The WA Department of Health is facing a potential corruption investigation after the state's auditor-general referred the department's mammoth centralised computing contract with Fujitsu to the WA anti-corruption body.
In a damning report released earlier this week, acting auditor-general Glen Clarke found the four-year contract - signed in 2010 for four years and for $45 million - had blown out by $81.4 million thanks to numerous weaknesses in oversight and controls.
The audit office had been alerted to the problem in late 2014 by the then-head of the Health department Bryant Stokes following his concerns about the contract.
The Fujitsu deal was signed to provide primary and secondary data centres as well as ongoing management and support of the infrastructure in the facilities.
As a result of its investigation, the audit office found the contract had been varied 79 times so far, and if its two two-year options to extend were taken up, the value of the contract would likely blow out to $175 million.

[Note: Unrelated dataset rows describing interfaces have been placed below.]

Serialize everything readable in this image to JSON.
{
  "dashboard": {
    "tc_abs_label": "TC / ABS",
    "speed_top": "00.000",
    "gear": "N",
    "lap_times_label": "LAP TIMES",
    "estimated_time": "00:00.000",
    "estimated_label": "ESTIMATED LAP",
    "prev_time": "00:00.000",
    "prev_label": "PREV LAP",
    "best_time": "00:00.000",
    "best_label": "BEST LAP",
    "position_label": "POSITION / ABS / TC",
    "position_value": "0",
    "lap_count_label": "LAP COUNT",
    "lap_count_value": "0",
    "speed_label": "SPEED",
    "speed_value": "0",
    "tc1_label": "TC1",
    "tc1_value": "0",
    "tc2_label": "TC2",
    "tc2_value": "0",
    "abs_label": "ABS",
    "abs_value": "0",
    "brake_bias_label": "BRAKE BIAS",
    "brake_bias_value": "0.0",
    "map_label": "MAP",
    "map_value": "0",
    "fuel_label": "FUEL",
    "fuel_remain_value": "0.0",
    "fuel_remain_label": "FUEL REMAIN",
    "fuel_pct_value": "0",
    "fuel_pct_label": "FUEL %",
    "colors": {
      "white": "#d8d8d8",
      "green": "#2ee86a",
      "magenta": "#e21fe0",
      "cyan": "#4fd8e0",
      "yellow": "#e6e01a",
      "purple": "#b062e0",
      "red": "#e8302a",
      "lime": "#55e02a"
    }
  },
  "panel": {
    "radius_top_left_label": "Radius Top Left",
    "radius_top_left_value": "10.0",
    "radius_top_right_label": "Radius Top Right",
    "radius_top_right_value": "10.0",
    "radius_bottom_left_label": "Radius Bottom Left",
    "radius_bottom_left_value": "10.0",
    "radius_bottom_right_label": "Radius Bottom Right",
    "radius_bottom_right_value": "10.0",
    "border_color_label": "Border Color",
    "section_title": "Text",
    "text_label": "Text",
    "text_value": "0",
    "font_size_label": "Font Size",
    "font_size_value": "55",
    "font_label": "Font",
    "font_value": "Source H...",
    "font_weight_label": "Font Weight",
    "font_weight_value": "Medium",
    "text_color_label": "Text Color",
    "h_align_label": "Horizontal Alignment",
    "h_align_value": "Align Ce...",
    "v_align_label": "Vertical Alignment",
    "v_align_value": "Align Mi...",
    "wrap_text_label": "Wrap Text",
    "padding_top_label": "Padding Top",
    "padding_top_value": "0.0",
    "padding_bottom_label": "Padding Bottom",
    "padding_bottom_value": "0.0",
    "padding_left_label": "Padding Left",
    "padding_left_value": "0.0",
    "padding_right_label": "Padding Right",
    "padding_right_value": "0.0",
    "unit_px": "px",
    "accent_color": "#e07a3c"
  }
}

The department had acquired extra equipment - like mounting frames and network switches - that it is not currently using and may not even use before the guarantee period expires, the report stated.
It currently has 167 racks and is only using 65, the auditor found.
"The value of these purchases alone is $3.3 million as well as an ongoing rental payment, for floor space, of $90,000 per month," Clarke said in a statement.
"In some cases, the variations were inconsistent with the scope of the original contract and should have led to a new competitive procurement process rather than sole negotiation with the contractor."
Around half of the $81.4 million in contract extensions were made by staff that weren't authorised to make such decisions, and those employees had since been sacked, WA health minister Kim Hames revealed.
He said the case had been referred to the Corruption and Crime Commission for investigation.
"It is extremely disturbing and the period over which it occurred covered about three different directors general; in fact, four if we include acting directors general during that time, with people on leave," Hames told parliament earlier this week.
The auditor found the contract had no dedicated manager, no clear policies or procedures for contract variations, ineffective financial management and barely any asset tracking and management.
The department did undertake a number of both internal and external reviews that identified issues with the contract, but only made limited efforts to address the problems, the report found.
Clarke said Health had made some progress towards addressing the issues but still had a "considerable amount of work" to do.
The audit office recommended Health clearly separate contract management roles from contract oversight roles, ensure proper assessment and review of the contract's performance, develop a contract management plan and a comprehensive risk assessment framework, hire a dedicated contract manager, and work out how to make use of the extra resources such as through sharing with other agencies.